Element data from apps and pages
________________________________________

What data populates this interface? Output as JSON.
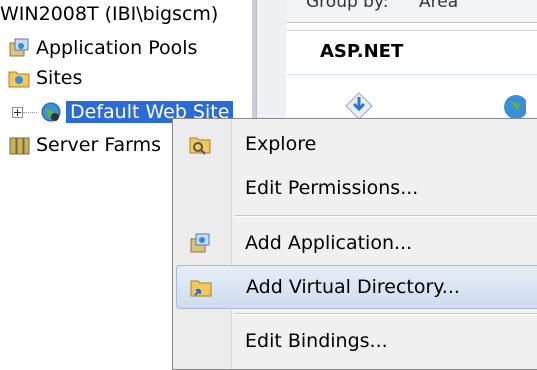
{
  "tree": {
    "server": "WIN2008T (IBI\\bigscm)",
    "items": [
      {
        "label": "Application Pools",
        "icon": "application-pools-icon"
      },
      {
        "label": "Sites",
        "icon": "sites-folder-icon"
      },
      {
        "label": "Default Web Site",
        "icon": "globe-icon",
        "selected": true
      },
      {
        "label": "Server Farms",
        "icon": "server-farms-icon"
      }
    ]
  },
  "right_pane": {
    "group_by_label": "Group by:",
    "group_by_value": "Area",
    "section_title": "ASP.NET"
  },
  "context_menu": {
    "items": [
      {
        "label": "Explore",
        "icon": "explore-folder-icon"
      },
      {
        "label": "Edit Permissions..."
      },
      {
        "label": "Add Application...",
        "icon": "add-application-icon"
      },
      {
        "label": "Add Virtual Directory...",
        "icon": "add-virtual-directory-icon",
        "highlighted": true
      },
      {
        "label": "Edit Bindings..."
      }
    ]
  },
  "colors": {
    "selection": "#2a6bd5",
    "menu_highlight": "#cfdcee"
  }
}
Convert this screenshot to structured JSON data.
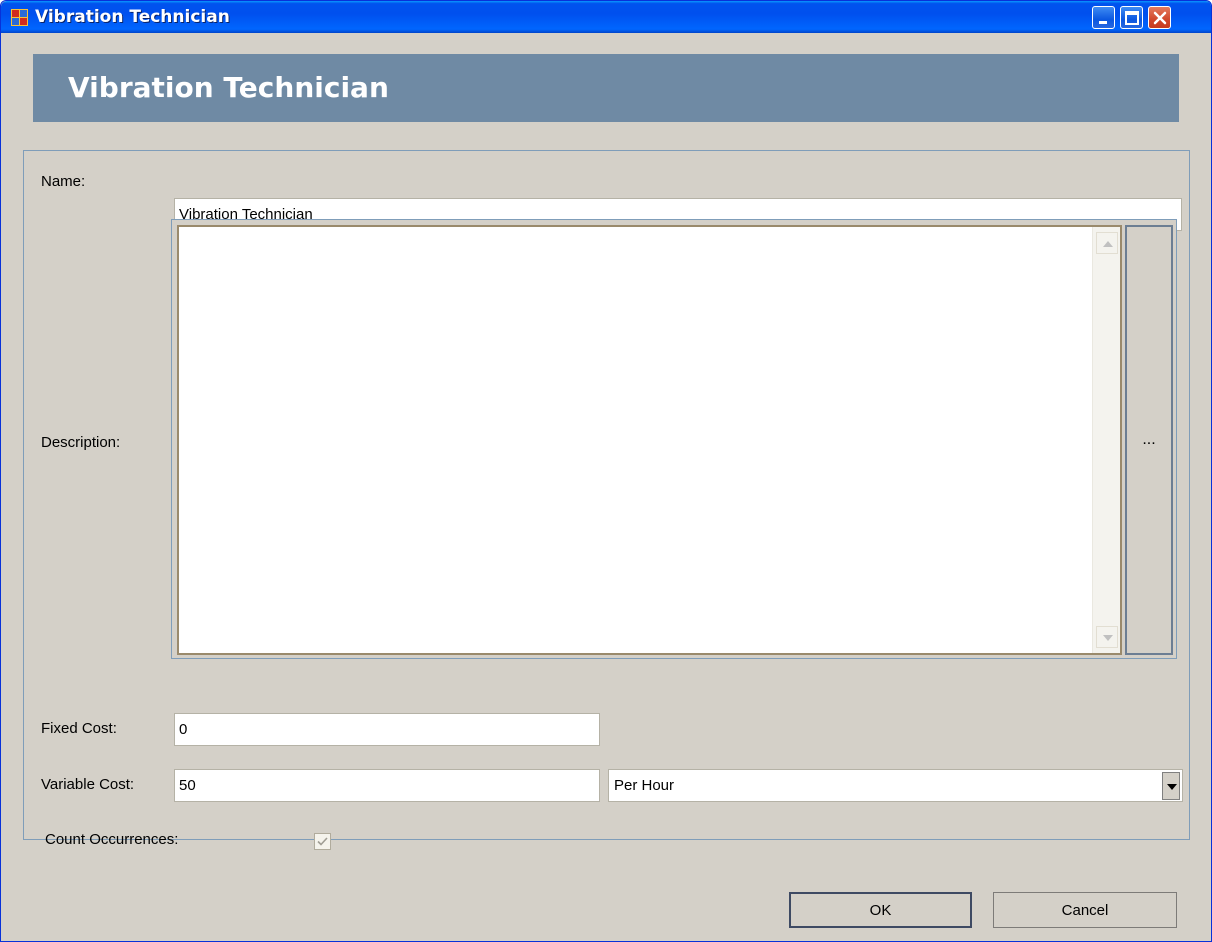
{
  "window": {
    "title": "Vibration Technician",
    "controls": {
      "minimize_icon": "minimize-icon",
      "maximize_icon": "maximize-icon",
      "close_icon": "close-icon"
    }
  },
  "header": {
    "title": "Vibration Technician"
  },
  "form": {
    "name_label": "Name:",
    "name_value": "Vibration Technician",
    "description_label": "Description:",
    "description_value": "",
    "description_ellipsis_label": "...",
    "fixed_cost_label": "Fixed Cost:",
    "fixed_cost_value": "0",
    "variable_cost_label": "Variable Cost:",
    "variable_cost_value": "50",
    "variable_cost_unit": "Per Hour",
    "count_occurrences_label": "Count Occurrences:",
    "count_occurrences_checked": true
  },
  "buttons": {
    "ok_label": "OK",
    "cancel_label": "Cancel"
  },
  "colors": {
    "titlebar": "#0054e3",
    "header_banner": "#6f8aa4",
    "dialog_background": "#d4d0c8"
  }
}
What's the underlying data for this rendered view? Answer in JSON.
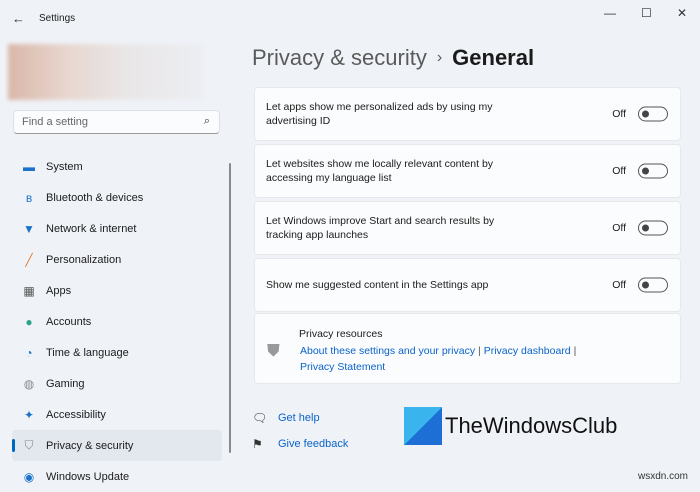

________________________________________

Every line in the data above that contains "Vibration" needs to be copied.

    "title": "Vibration Technician",
    "title": "Vibration Technician"
    "name_value": "Vibration Technician",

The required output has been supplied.